I just wasn't feeling the Roots last Thursday night at the VooDoo Lounge.

The frustration I felt was akin to sitting astride a surfboard waiting for a good wave that never comes.

Initially, I blamed MC Black Thought. He struck me as uninspired and dull.

I shared my consternation with J. Lee of Heet Mob. He gave me a politically correct response.

"He's considered to be one of the best," J. Lee said.

Heet Mob had opened the show; I thought a few members of the Kansas City-based crew were superior to Black Thought. (That's a Heet Mob video above.)

Then again, maybe I just couldn't get past Black Thought's Yankees cap. Or maybe it was the mix. I'd also spent much of the previous day at the Warped Tour's hip hop tent. And I'm still reeling from an electrifying show by Tech N9ne, T.I. and Guerilla Zoe a couple weeks ago.

Then it hit me- the last time I felt so uninspired as most everyone around me was lost in rapture was at a Grateful Dead concert in 1994.

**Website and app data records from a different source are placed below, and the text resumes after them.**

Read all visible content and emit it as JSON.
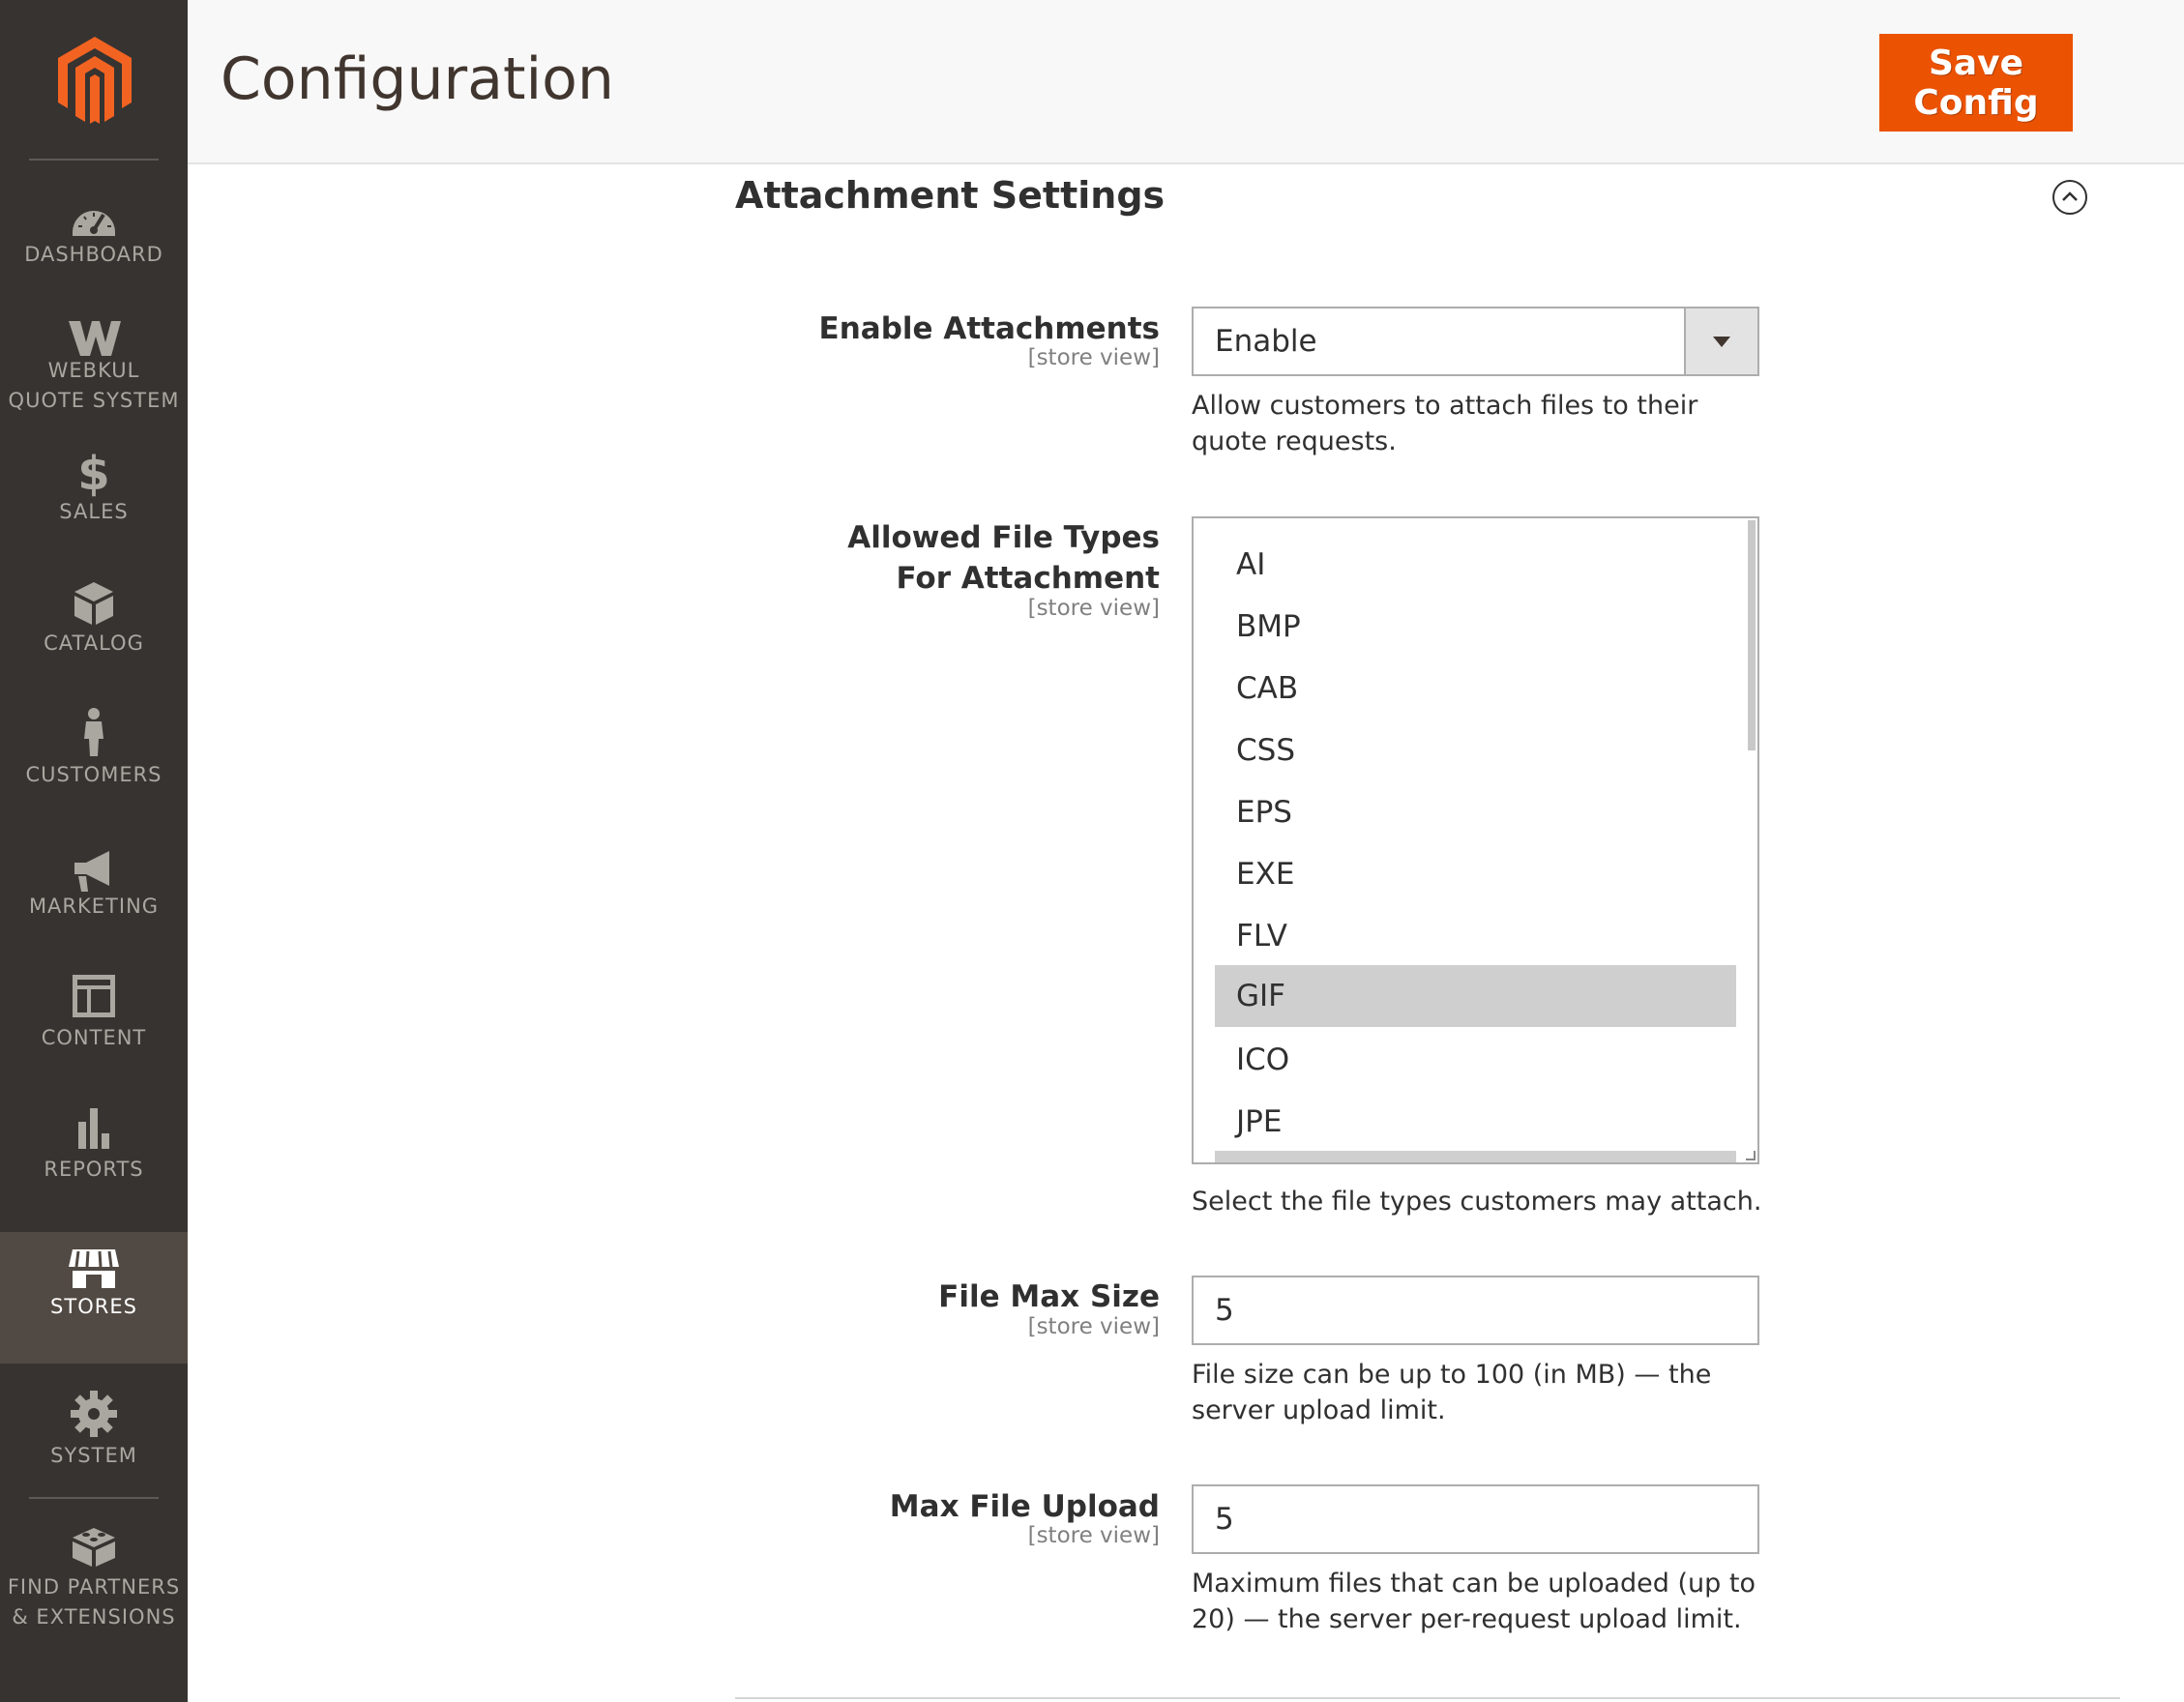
{
  "sidebar": {
    "logo": "magento-logo",
    "items": [
      {
        "label": "DASHBOARD",
        "icon": "dashboard-gauge-icon"
      },
      {
        "label": "WEBKUL\nQUOTE SYSTEM",
        "icon": "webkul-w-icon"
      },
      {
        "label": "SALES",
        "icon": "dollar-icon"
      },
      {
        "label": "CATALOG",
        "icon": "box-icon"
      },
      {
        "label": "CUSTOMERS",
        "icon": "person-icon"
      },
      {
        "label": "MARKETING",
        "icon": "megaphone-icon"
      },
      {
        "label": "CONTENT",
        "icon": "layout-icon"
      },
      {
        "label": "REPORTS",
        "icon": "bar-chart-icon"
      },
      {
        "label": "STORES",
        "icon": "storefront-icon",
        "active": true
      },
      {
        "label": "SYSTEM",
        "icon": "gear-icon"
      },
      {
        "label": "FIND PARTNERS\n& EXTENSIONS",
        "icon": "blocks-icon"
      }
    ]
  },
  "header": {
    "title": "Configuration",
    "save_label": "Save Config"
  },
  "section": {
    "title": "Attachment Settings",
    "collapse_icon": "chevron-up-circle-icon"
  },
  "fields": {
    "enable_attachments": {
      "label": "Enable Attachments",
      "scope": "[store view]",
      "value": "Enable",
      "note": "Allow customers to attach files to their quote requests."
    },
    "allowed_file_types": {
      "label": "Allowed File Types For Attachment",
      "scope": "[store view]",
      "options": [
        "AI",
        "BMP",
        "CAB",
        "CSS",
        "EPS",
        "EXE",
        "FLV",
        "GIF",
        "ICO",
        "JPE"
      ],
      "selected": [
        "GIF"
      ],
      "note": "Select the file types customers may attach."
    },
    "file_max_size": {
      "label": "File Max Size",
      "scope": "[store view]",
      "value": "5",
      "note": "File size can be up to 100 (in MB) — the server upload limit."
    },
    "max_file_upload": {
      "label": "Max File Upload",
      "scope": "[store view]",
      "value": "5",
      "note": "Maximum files that can be uploaded (up to 20) — the server per-request upload limit."
    }
  },
  "colors": {
    "sidebar_bg": "#373330",
    "sidebar_active_bg": "#514943",
    "accent": "#eb5202",
    "logo_orange": "#f26322"
  }
}
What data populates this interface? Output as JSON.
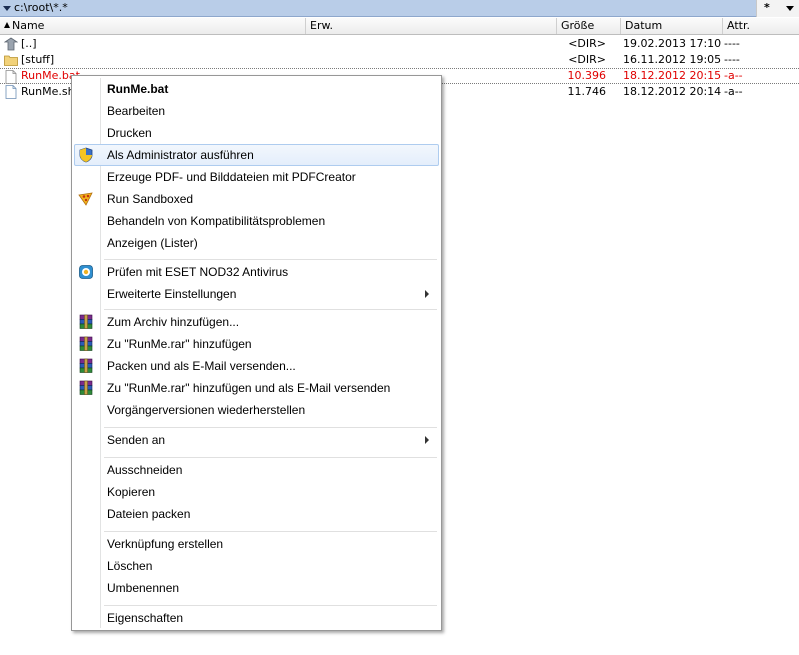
{
  "pathbar": {
    "path": "c:\\root\\*.*",
    "filter": "*"
  },
  "columns": {
    "name": "Name",
    "ext": "Erw.",
    "size": "Größe",
    "date": "Datum",
    "attr": "Attr."
  },
  "files": [
    {
      "name": "[..]",
      "size": "<DIR>",
      "date": "19.02.2013 17:10",
      "attr": "----",
      "icon": "parent-folder-icon"
    },
    {
      "name": "[stuff]",
      "size": "<DIR>",
      "date": "16.11.2012 19:05",
      "attr": "----",
      "icon": "folder-icon"
    },
    {
      "name": "RunMe.bat",
      "size": "10.396",
      "date": "18.12.2012 20:15",
      "attr": "-a--",
      "icon": "file-icon",
      "color": "#e00000"
    },
    {
      "name": "RunMe.sh",
      "size": "11.746",
      "date": "18.12.2012 20:14",
      "attr": "-a--",
      "icon": "file-icon"
    }
  ],
  "menu": {
    "open": "RunMe.bat",
    "edit": "Bearbeiten",
    "print": "Drucken",
    "runas": "Als Administrator ausführen",
    "pdf": "Erzeuge PDF- und Bilddateien mit PDFCreator",
    "sandbox": "Run Sandboxed",
    "compat": "Behandeln von Kompatibilitätsproblemen",
    "lister": "Anzeigen (Lister)",
    "eset": "Prüfen mit ESET NOD32 Antivirus",
    "advanced": "Erweiterte Einstellungen",
    "archive": "Zum Archiv hinzufügen...",
    "addrar": "Zu \"RunMe.rar\" hinzufügen",
    "packmail": "Packen und als E-Mail versenden...",
    "addrarmail": "Zu \"RunMe.rar\" hinzufügen und als E-Mail versenden",
    "restore": "Vorgängerversionen wiederherstellen",
    "sendto": "Senden an",
    "cut": "Ausschneiden",
    "copy": "Kopieren",
    "pack": "Dateien packen",
    "shortcut": "Verknüpfung erstellen",
    "delete": "Löschen",
    "rename": "Umbenennen",
    "props": "Eigenschaften"
  },
  "colors": {
    "path_bar": "#b9cde8",
    "selected_file": "#e00000",
    "menu_hover": "#e4eefb"
  }
}
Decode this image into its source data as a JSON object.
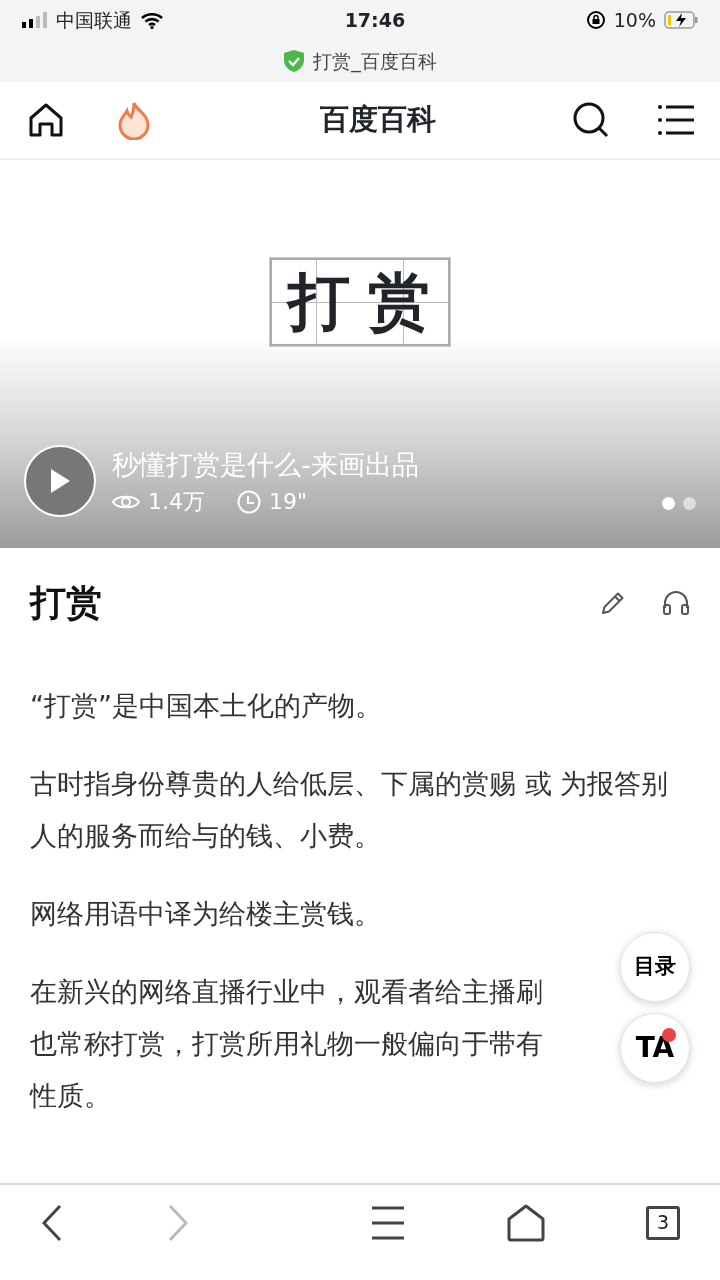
{
  "status_bar": {
    "carrier": "中国联通",
    "time": "17:46",
    "battery": "10%",
    "charging": true
  },
  "address_bar": {
    "title": "打赏_百度百科",
    "secure": true
  },
  "header": {
    "title": "百度百科"
  },
  "hero": {
    "cover_text": "打赏",
    "video_title": "秒懂打赏是什么-来画出品",
    "views": "1.4万",
    "duration": "19\"",
    "slides": [
      {
        "selected": true
      },
      {
        "selected": false
      }
    ]
  },
  "article": {
    "title": "打赏",
    "paragraphs": [
      "“打赏”是中国本土化的产物。",
      "古时指身份尊贵的人给低层、下属的赏赐 或 为报答别人的服务而给与的钱、小费。",
      "网络用语中译为给楼主赏钱。",
      {
        "kind": "covered",
        "lines": [
          "在新兴的网络直播行业中，观看者给主播刷",
          "也常称打赏，打赏所用礼物一般偏向于带有",
          "性质。"
        ]
      }
    ]
  },
  "floating": {
    "toc_label": "目录",
    "ta_label": "TA",
    "ta_unread": true
  },
  "toolbar": {
    "back_disabled": false,
    "forward_disabled": true,
    "tab_count": "3"
  }
}
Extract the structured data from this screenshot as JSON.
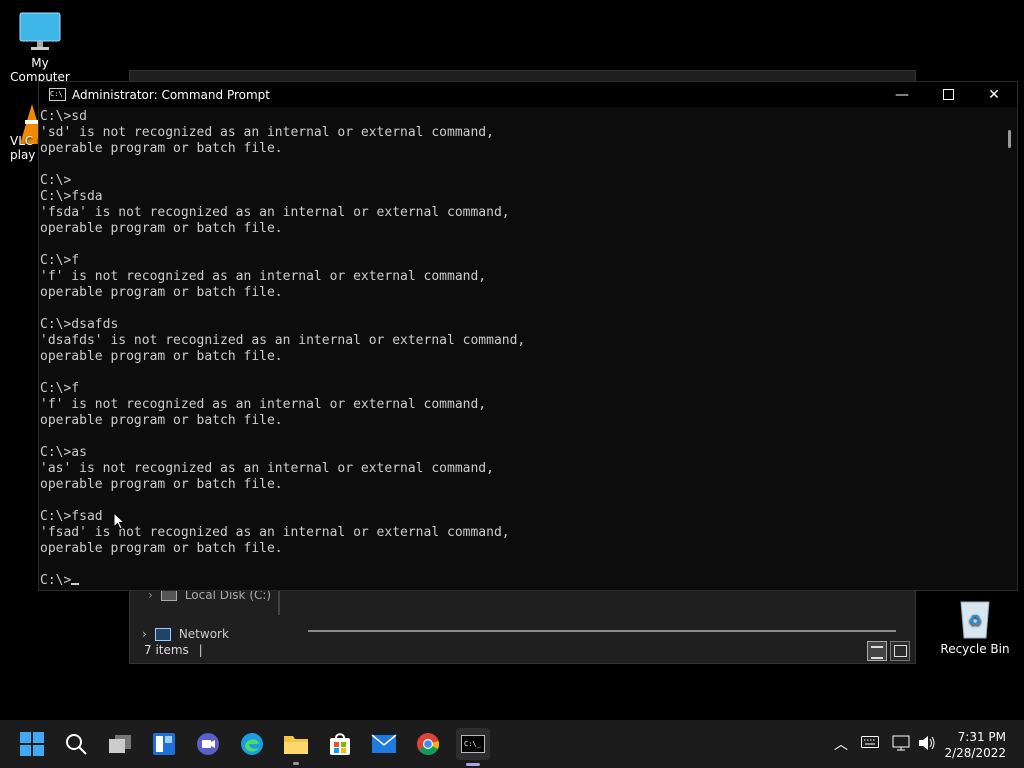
{
  "desktop": {
    "icons": [
      {
        "label": "My Computer",
        "icon": "monitor-icon"
      },
      {
        "label": "VLC r\nplay",
        "icon": "vlc-icon"
      },
      {
        "label": "Recycle Bin",
        "icon": "recycle-bin-icon"
      }
    ]
  },
  "explorer": {
    "nav_local_disk": "Local Disk (C:)",
    "nav_network": "Network",
    "status_items": "7 items"
  },
  "cmd": {
    "title": "Administrator: Command Prompt",
    "lines": [
      "C:\\>sd",
      "'sd' is not recognized as an internal or external command,",
      "operable program or batch file.",
      "",
      "C:\\>",
      "C:\\>fsda",
      "'fsda' is not recognized as an internal or external command,",
      "operable program or batch file.",
      "",
      "C:\\>f",
      "'f' is not recognized as an internal or external command,",
      "operable program or batch file.",
      "",
      "C:\\>dsafds",
      "'dsafds' is not recognized as an internal or external command,",
      "operable program or batch file.",
      "",
      "C:\\>f",
      "'f' is not recognized as an internal or external command,",
      "operable program or batch file.",
      "",
      "C:\\>as",
      "'as' is not recognized as an internal or external command,",
      "operable program or batch file.",
      "",
      "C:\\>fsad",
      "'fsad' is not recognized as an internal or external command,",
      "operable program or batch file.",
      ""
    ],
    "prompt": "C:\\>"
  },
  "taskbar": {
    "apps": [
      "start-icon",
      "search-icon",
      "task-view-icon",
      "widgets-icon",
      "chat-icon",
      "edge-icon",
      "file-explorer-icon",
      "store-icon",
      "mail-icon",
      "chrome-icon",
      "terminal-icon"
    ],
    "time": "7:31 PM",
    "date": "2/28/2022"
  },
  "colors": {
    "console_bg": "#0c0c0c",
    "console_fg": "#cccccc",
    "taskbar_bg": "#1c1c1c",
    "accent": "#0078d4"
  }
}
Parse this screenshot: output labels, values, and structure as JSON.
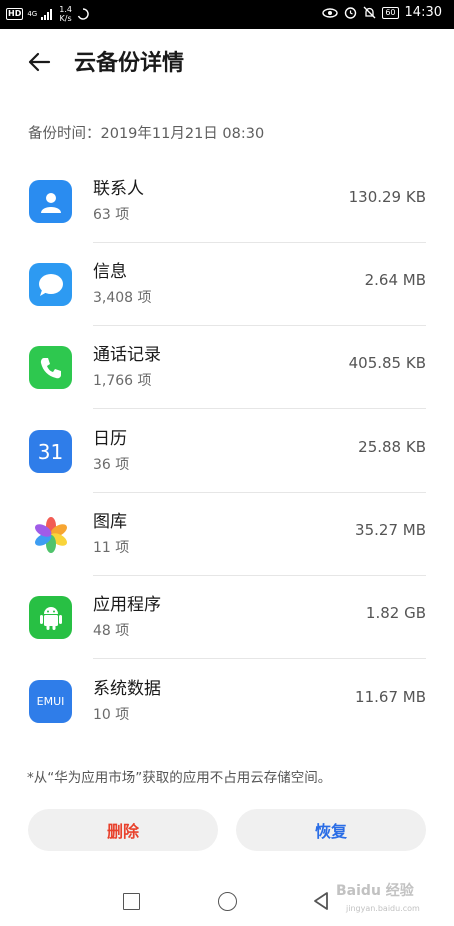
{
  "status_bar": {
    "hd_label": "HD",
    "network_label": "4G",
    "speed_value": "1.4",
    "speed_unit": "K/s",
    "battery": "60",
    "time": "14:30"
  },
  "header": {
    "title": "云备份详情"
  },
  "backup_time": "备份时间：2019年11月21日 08:30",
  "items": [
    {
      "title": "联系人",
      "count": "63 项",
      "size": "130.29 KB",
      "icon": "contacts-icon",
      "color": "#2a8cf0"
    },
    {
      "title": "信息",
      "count": "3,408 项",
      "size": "2.64 MB",
      "icon": "messages-icon",
      "color": "#2d9af2"
    },
    {
      "title": "通话记录",
      "count": "1,766 项",
      "size": "405.85 KB",
      "icon": "phone-icon",
      "color": "#2ec84f"
    },
    {
      "title": "日历",
      "count": "36 项",
      "size": "25.88 KB",
      "icon": "calendar-icon",
      "color": "#2f7de9",
      "icon_text": "31"
    },
    {
      "title": "图库",
      "count": "11 项",
      "size": "35.27 MB",
      "icon": "gallery-icon",
      "color": "#ffffff"
    },
    {
      "title": "应用程序",
      "count": "48 项",
      "size": "1.82 GB",
      "icon": "android-icon",
      "color": "#28c044"
    },
    {
      "title": "系统数据",
      "count": "10 项",
      "size": "11.67 MB",
      "icon": "emui-icon",
      "color": "#2f7de9",
      "icon_text": "EMUI"
    }
  ],
  "footnote": "*从“华为应用市场”获取的应用不占用云存储空间。",
  "buttons": {
    "delete": "删除",
    "restore": "恢复"
  },
  "watermark": {
    "text": "Baidu 经验",
    "sub": "jingyan.baidu.com"
  }
}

Come to think of it, the parallels between the Roots and the Dead are astounding.

*Both bands are celebrated for their ability to play many different styles of music.
*Both play long shows filled with extended jams.
*Both feature lengthy drum solos.
*Both lack strong lead vocalists/rappers.
*Both favor Dylan covers.
*Both are large ensembles.
*Both are considered "live" acts; studio recordings are afterthoughts.
*Both have cult-like fan bases.

Disagree? Try this proper review of the show.